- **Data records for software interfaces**
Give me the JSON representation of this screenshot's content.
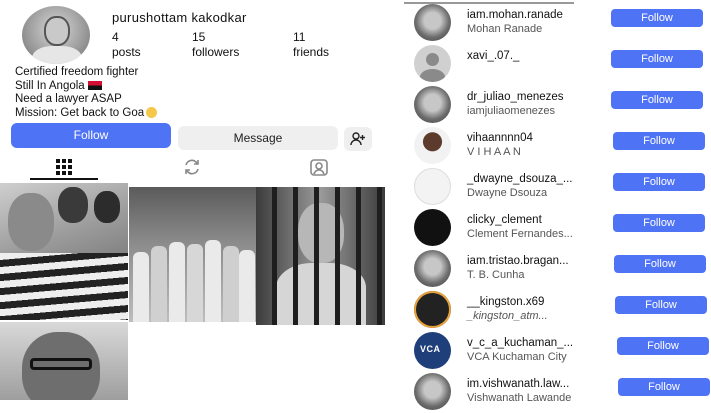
{
  "profile": {
    "username": "purushottam kakodkar",
    "stats": [
      {
        "value": "4",
        "label": "posts"
      },
      {
        "value": "15",
        "label": "followers"
      },
      {
        "value": "11",
        "label": "friends"
      }
    ],
    "bio": [
      "Certified freedom fighter",
      "Still In Angola",
      "Need a lawyer ASAP",
      "Mission: Get back to Goa"
    ],
    "buttons": {
      "follow": "Follow",
      "message": "Message"
    },
    "tabs": [
      "grid-icon",
      "reels-icon",
      "tagged-icon"
    ],
    "accent": "#4f73f5"
  },
  "followers": [
    {
      "username": "iam.mohan.ranade",
      "name": "Mohan Ranade",
      "button": "Follow"
    },
    {
      "username": "xavi_.07._",
      "name": "",
      "button": "Follow"
    },
    {
      "username": "dr_juliao_menezes",
      "name": "iamjuliaomenezes",
      "button": "Follow"
    },
    {
      "username": "vihaannnn04",
      "name": "V I H A A N",
      "button": "Follow"
    },
    {
      "username": "_dwayne_dsouza_...",
      "name": "Dwayne Dsouza",
      "button": "Follow"
    },
    {
      "username": "clicky_clement",
      "name": "Clement Fernandes...",
      "button": "Follow"
    },
    {
      "username": "iam.tristao.bragan...",
      "name": "T. B. Cunha",
      "button": "Follow"
    },
    {
      "username": "__kingston.x69",
      "name": "_kingston_atm...",
      "button": "Follow"
    },
    {
      "username": "v_c_a_kuchaman_...",
      "name": "VCA Kuchaman City",
      "button": "Follow"
    },
    {
      "username": "im.vishwanath.law...",
      "name": "Vishwanath Lawande",
      "button": "Follow"
    }
  ]
}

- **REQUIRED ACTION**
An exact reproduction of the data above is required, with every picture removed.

- **SOLVED EXERCISE**
Give me the JSON representation of this screenshot's content.
{
  "profile": {
    "username": "purushottam kakodkar",
    "stats": [
      {
        "value": "4",
        "label": "posts"
      },
      {
        "value": "15",
        "label": "followers"
      },
      {
        "value": "11",
        "label": "friends"
      }
    ],
    "bio": [
      "Certified freedom fighter",
      "Still In Angola",
      "Need a lawyer ASAP",
      "Mission: Get back to Goa"
    ],
    "buttons": {
      "follow": "Follow",
      "message": "Message"
    },
    "tabs": [
      "grid-icon",
      "reels-icon",
      "tagged-icon"
    ],
    "accent": "#4f73f5"
  },
  "followers": [
    {
      "username": "iam.mohan.ranade",
      "name": "Mohan Ranade",
      "button": "Follow"
    },
    {
      "username": "xavi_.07._",
      "name": "",
      "button": "Follow"
    },
    {
      "username": "dr_juliao_menezes",
      "name": "iamjuliaomenezes",
      "button": "Follow"
    },
    {
      "username": "vihaannnn04",
      "name": "V I H A A N",
      "button": "Follow"
    },
    {
      "username": "_dwayne_dsouza_...",
      "name": "Dwayne Dsouza",
      "button": "Follow"
    },
    {
      "username": "clicky_clement",
      "name": "Clement Fernandes...",
      "button": "Follow"
    },
    {
      "username": "iam.tristao.bragan...",
      "name": "T. B. Cunha",
      "button": "Follow"
    },
    {
      "username": "__kingston.x69",
      "name": "_kingston_atm...",
      "button": "Follow"
    },
    {
      "username": "v_c_a_kuchaman_...",
      "name": "VCA Kuchaman City",
      "button": "Follow"
    },
    {
      "username": "im.vishwanath.law...",
      "name": "Vishwanath Lawande",
      "button": "Follow"
    }
  ]
}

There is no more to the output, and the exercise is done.